A solar radio burst with a signal pattern, akin to that of a heartbeat, has been pinpointed in the Sun’s atmosphere, according to a new study.
In findings published in the journal Nature Communications, an international team of researchers has reported uncovering the source location of a radio signal coming from within a C-class solar flare more than 5,000 kilometers above the Sun’s surface.
Researchers say the study’s findings could help scientists better understand the physical processes behind the energy release of solar flares — the solar system’s most powerful explosions.
“The discovery is unexpected,” said Sijie Yu, the study’s corresponding author and astronomer affiliated with NJIT’s Center for Solar-Terrestrial Research. “This beating pattern is important for understanding how energy is released and is dissipated in the Sun’s atmosphere during these incredibly powerful explosions on the Sun. However, the origin of these repetitive patterns, also called quasi-periodic pulsations, has long been a mystery and a source of debate among solar physicists.”
Solar radio bursts are intense bursts of radio waves from the Sun, which are often associated with solar flares and have been known to feature signals with repeating patterns.
The team was able to uncover the source of these pattern signals after studying microwave observations of a solar flare event on July 13, 2017, captured by NJIT’s radio telescope called the Expanded Owens Valley Solar Array (EOVSA), which is located at Owens Valley Radio Observatory (OVRO), near Big Pine, Calif.
EOVSA routinely observes the Sun in a wide range of microwave frequencies over 1 to 18 gigahertz (GHz) and is sensitive to radio radiation emitted by high-energy electrons in the Sun’s atmosphere, which are energized in solar flares.
From EOVSA’s observations of the flare, the team revealed radio bursts featuring a signal pattern repeating every 10-20 seconds, “like a heartbeat,” according to study leading author Yuankun Kou, a Ph.D. student at Nanjing University (NJU).
The team identified a strong quasi-periodic pulsation (QPP) signal at the base of the electric current sheet stretching more than 25,000 kilometers through the eruption’s core flaring region where opposing magnetic field lines approach each other, break and reconnect, generating intense energy powering the flare.
But surprisingly, Kou says they discovered a second heartbeat in the flare.
“The repeating patterns are not uncommon for solar radio bursts,” Kou said. “But interestingly, there is a secondary source we did not expect located along the stretched current sheet that pulses in a similar fashion as the main QPP source.”
“The signals likely originate from quasi-repetitive magnetic reconnections at the flare current sheet,” added Yu. “This is the first time a quasi-periodic radio signal located at the reconnection region has been detected.
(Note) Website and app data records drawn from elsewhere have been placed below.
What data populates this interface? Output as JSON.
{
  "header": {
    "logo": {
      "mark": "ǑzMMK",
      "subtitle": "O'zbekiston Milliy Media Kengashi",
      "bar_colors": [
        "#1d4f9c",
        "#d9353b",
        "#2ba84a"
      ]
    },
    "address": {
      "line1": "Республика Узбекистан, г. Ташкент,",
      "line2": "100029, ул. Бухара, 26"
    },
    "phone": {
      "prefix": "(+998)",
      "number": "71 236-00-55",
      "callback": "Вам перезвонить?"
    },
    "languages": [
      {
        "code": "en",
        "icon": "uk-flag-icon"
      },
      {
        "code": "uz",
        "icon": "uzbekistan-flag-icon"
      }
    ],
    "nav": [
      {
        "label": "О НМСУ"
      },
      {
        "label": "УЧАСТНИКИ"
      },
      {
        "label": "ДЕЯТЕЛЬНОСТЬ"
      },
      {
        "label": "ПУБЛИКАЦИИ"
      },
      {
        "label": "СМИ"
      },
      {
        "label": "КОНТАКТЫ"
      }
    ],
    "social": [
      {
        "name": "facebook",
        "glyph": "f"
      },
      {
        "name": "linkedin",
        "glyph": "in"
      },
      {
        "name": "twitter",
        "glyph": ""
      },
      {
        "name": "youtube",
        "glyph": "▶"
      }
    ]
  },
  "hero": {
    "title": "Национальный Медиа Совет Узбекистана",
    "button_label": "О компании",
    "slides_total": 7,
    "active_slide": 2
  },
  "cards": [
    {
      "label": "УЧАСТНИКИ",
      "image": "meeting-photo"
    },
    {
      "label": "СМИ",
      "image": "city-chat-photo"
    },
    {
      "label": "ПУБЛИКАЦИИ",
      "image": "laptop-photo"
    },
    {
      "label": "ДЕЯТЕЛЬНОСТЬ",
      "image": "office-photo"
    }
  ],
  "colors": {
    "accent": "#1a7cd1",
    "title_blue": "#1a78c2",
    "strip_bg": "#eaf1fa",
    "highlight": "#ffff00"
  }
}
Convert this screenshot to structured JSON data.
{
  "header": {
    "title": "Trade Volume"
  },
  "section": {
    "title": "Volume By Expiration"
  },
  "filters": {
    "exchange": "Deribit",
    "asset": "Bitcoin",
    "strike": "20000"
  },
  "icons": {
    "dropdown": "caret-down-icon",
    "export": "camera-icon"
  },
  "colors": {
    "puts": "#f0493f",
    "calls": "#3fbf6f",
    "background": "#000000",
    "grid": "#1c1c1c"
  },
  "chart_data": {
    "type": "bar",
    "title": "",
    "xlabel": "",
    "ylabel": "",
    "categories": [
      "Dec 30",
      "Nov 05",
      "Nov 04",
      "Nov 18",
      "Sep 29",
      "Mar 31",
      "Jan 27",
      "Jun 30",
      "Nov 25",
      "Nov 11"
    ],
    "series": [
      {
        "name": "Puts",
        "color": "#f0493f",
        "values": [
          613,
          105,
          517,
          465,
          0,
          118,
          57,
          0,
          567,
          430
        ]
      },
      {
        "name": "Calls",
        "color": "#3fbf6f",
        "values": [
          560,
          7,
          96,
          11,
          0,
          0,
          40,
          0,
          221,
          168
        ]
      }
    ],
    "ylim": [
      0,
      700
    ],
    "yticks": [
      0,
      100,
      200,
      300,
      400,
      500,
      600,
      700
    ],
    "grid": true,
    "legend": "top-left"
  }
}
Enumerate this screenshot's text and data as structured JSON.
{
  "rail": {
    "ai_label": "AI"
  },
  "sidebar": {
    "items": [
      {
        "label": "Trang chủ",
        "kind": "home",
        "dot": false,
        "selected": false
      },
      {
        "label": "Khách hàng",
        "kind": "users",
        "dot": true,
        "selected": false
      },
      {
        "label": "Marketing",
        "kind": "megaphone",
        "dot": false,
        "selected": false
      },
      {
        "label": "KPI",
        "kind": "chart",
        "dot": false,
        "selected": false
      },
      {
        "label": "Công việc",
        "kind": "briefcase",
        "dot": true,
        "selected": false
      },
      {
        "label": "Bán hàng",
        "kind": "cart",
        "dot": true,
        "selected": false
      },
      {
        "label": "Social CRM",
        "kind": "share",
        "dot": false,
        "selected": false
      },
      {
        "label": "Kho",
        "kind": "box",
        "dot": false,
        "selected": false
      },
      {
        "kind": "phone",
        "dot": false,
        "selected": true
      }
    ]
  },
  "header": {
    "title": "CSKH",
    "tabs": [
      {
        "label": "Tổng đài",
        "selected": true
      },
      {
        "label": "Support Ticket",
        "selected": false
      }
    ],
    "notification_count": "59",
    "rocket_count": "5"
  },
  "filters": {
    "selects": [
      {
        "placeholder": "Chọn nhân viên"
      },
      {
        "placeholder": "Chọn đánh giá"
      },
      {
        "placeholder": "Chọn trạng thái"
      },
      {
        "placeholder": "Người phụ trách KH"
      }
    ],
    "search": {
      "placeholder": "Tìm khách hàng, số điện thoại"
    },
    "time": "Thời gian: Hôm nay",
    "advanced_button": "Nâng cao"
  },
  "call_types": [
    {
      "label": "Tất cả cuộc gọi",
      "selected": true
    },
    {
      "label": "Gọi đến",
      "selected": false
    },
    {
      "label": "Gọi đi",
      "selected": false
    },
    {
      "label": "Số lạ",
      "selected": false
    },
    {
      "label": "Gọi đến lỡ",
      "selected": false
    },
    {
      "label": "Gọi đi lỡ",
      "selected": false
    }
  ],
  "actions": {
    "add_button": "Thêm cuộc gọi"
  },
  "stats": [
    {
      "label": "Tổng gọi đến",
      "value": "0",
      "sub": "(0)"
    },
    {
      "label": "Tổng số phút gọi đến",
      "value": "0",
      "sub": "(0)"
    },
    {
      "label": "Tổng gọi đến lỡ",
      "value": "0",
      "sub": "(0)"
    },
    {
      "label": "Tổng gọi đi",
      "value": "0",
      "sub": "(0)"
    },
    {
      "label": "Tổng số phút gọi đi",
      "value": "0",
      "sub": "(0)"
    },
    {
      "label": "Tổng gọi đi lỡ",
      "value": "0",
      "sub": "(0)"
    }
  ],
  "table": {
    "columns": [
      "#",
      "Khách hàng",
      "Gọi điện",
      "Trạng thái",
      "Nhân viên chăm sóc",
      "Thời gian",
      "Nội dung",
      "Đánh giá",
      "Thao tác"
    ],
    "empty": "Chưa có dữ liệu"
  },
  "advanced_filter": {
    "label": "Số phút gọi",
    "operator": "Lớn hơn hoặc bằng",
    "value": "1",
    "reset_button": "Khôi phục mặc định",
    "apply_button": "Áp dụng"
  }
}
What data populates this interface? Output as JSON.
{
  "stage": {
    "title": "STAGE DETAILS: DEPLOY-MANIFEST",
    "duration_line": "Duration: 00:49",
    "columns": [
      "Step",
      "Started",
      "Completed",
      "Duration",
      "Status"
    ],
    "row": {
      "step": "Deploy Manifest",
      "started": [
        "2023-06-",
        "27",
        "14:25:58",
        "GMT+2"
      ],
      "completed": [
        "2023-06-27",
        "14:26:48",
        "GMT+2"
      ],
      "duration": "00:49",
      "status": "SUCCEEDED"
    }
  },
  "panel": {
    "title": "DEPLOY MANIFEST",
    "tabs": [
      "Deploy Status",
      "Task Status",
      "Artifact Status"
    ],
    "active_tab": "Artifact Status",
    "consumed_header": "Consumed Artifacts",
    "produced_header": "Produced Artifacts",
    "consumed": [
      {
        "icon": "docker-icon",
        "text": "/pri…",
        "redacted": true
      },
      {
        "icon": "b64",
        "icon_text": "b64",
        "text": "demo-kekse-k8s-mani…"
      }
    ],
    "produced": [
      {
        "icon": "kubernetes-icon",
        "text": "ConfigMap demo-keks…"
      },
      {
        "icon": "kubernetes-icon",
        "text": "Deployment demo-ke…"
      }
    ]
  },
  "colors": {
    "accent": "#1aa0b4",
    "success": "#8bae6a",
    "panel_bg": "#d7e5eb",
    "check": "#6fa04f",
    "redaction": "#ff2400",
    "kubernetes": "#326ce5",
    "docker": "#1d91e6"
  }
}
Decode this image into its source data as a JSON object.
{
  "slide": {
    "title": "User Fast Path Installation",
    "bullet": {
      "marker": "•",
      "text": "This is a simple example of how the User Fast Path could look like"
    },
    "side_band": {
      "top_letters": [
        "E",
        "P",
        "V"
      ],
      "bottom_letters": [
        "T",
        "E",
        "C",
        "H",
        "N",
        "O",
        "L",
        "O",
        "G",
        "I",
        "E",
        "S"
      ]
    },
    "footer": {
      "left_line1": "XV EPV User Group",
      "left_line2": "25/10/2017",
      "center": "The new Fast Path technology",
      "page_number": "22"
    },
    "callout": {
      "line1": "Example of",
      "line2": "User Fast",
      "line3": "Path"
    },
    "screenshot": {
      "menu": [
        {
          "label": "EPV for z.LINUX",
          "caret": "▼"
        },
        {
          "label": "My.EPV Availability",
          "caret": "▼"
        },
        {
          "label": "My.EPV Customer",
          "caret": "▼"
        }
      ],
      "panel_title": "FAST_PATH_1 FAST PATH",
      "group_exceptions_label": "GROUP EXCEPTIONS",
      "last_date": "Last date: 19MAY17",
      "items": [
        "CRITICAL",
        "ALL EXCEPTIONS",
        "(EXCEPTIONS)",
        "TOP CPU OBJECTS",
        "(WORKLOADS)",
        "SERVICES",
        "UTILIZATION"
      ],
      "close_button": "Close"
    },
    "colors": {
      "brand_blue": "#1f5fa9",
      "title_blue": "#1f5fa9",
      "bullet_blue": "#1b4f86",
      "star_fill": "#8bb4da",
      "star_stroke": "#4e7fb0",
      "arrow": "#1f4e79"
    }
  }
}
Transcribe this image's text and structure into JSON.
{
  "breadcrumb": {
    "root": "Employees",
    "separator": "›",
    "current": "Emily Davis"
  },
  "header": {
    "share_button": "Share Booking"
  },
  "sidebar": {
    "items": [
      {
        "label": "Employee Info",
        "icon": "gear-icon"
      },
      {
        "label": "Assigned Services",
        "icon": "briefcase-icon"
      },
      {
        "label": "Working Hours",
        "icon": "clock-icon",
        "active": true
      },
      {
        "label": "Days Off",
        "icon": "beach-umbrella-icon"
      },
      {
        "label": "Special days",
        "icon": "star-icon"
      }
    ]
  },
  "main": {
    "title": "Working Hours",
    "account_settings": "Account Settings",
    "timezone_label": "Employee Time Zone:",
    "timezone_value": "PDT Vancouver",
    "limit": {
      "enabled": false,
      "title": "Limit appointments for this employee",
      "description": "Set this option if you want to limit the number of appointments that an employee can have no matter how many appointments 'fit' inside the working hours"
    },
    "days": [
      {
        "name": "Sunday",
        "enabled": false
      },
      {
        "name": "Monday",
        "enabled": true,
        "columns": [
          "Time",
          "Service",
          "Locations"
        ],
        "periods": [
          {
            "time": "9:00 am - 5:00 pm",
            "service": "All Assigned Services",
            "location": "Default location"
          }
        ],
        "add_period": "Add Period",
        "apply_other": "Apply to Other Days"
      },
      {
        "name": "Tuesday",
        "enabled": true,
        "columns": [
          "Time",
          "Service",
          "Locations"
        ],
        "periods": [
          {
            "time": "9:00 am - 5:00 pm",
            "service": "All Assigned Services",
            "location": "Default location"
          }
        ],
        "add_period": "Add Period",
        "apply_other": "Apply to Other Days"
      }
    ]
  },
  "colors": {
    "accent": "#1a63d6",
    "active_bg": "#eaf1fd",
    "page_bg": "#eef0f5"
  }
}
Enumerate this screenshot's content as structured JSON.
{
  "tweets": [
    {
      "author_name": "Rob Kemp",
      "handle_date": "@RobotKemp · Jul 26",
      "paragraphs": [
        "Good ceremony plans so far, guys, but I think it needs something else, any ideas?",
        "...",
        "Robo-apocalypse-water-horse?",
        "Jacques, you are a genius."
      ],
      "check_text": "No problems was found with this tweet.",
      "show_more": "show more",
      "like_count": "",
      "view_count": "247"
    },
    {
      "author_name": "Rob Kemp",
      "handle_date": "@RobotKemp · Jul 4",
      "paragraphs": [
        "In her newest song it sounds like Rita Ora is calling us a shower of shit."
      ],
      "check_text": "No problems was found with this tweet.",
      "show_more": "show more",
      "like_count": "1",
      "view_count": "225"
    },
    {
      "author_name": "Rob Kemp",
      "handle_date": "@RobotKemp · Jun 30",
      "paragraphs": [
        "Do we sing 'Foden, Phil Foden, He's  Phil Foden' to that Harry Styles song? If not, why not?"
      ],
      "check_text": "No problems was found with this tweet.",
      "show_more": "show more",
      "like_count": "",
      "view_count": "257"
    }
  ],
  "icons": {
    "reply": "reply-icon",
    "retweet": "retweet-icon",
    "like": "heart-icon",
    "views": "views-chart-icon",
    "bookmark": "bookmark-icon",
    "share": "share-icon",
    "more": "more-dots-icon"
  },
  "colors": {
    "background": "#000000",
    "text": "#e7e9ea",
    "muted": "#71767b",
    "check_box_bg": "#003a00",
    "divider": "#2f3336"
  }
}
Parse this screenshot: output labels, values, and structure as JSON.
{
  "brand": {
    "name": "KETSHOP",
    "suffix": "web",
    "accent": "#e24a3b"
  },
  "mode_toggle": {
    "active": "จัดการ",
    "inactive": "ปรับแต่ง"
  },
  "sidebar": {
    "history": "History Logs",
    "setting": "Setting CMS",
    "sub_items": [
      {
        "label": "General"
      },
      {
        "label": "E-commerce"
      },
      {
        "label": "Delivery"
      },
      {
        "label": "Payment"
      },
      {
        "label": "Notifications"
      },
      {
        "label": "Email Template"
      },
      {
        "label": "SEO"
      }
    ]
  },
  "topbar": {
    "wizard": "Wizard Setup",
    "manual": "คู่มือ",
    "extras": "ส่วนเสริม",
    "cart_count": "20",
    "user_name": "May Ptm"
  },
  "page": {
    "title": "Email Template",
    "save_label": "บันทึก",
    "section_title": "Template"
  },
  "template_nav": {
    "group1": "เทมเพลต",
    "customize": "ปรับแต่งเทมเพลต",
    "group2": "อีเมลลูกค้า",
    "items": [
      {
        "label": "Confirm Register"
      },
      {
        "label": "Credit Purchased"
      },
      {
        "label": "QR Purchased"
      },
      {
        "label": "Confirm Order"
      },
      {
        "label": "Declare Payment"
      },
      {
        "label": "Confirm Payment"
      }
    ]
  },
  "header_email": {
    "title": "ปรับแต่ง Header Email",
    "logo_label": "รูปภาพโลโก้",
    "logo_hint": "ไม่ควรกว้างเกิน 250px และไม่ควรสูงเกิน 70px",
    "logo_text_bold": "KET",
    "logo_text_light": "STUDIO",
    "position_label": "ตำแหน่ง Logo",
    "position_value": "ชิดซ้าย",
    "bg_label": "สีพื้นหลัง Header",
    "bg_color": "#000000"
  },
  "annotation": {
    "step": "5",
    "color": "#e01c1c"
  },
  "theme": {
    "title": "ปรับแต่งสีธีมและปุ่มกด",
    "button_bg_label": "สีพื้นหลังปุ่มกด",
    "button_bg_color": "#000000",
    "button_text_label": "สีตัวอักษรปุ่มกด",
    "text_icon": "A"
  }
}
This detection can help us to determine which of the two sources caused the other one.”
Using the unique microwave imaging capabilities of EOVSA, the team was able to measure the energy spectrum of electrons at the two radio sources in this event.
“EOVSA’s spectral imaging gave us new spatially and temporally resolved diagnostics of the flare’s nonthermal electrons. … We found the distribution of high-energy electrons in the main QPP source vary in phase with that of the secondary QPP source in the electronic current sheet,” said Bin Chen, associate professor of physics at NJIT and co-author of the paper. “This is a strong indication that the two QPPs sources are closely related.”
Continuing their investigation, the team members combined 2.5D numerical modeling of the solar flare, led by the other corresponding author of the paper and professor of astronomy Xin Cheng at NJU, with observations of soft X-ray emission from the solar flares observed by NOAA’s GOES satellite, which measures the soft X-ray fluxes from the Sun’s atmosphere in two different energy bands.
“We wanted to know how the periodicity occurs in the current sheet,” said Cheng. “What is the physical process driving the periodicity and how is it related to the formation of the QPPs?”
The team’s analysis showed there are magnetic islands, or bubble-like structures that form in the current sheet, quasi-periodically moving toward the flaring region.
“The appearance of magnetic islands within the long-stretched current sheet plays a key role in tweaking the energy release rate during this eruption,” explained Cheng. “Such a quasi-periodic energy release process leads to a repeating production of high-energy electrons, manifesting as QPPs in the microwave and soft X-ray wavelengths.”
Ultimately, Yu says the study’s findings cast fresh light on an important phenomenon underlying the reconnection process that drives these explosive events.
“We’ve finally pinpointed the origin of QPPs in solar flares as a result of periodic reconnection in the flare current sheet. … This study prompts a reexamination of the interpretations of previously reported QPP events and their implications on solar flares.”
Additional co-authors of the paper include NJU researchers Yulei Wang and Mingde Ding, as well as Eduard P. Kontar at the University of Glasgow. This research was supported by grants from the National Science Foundation.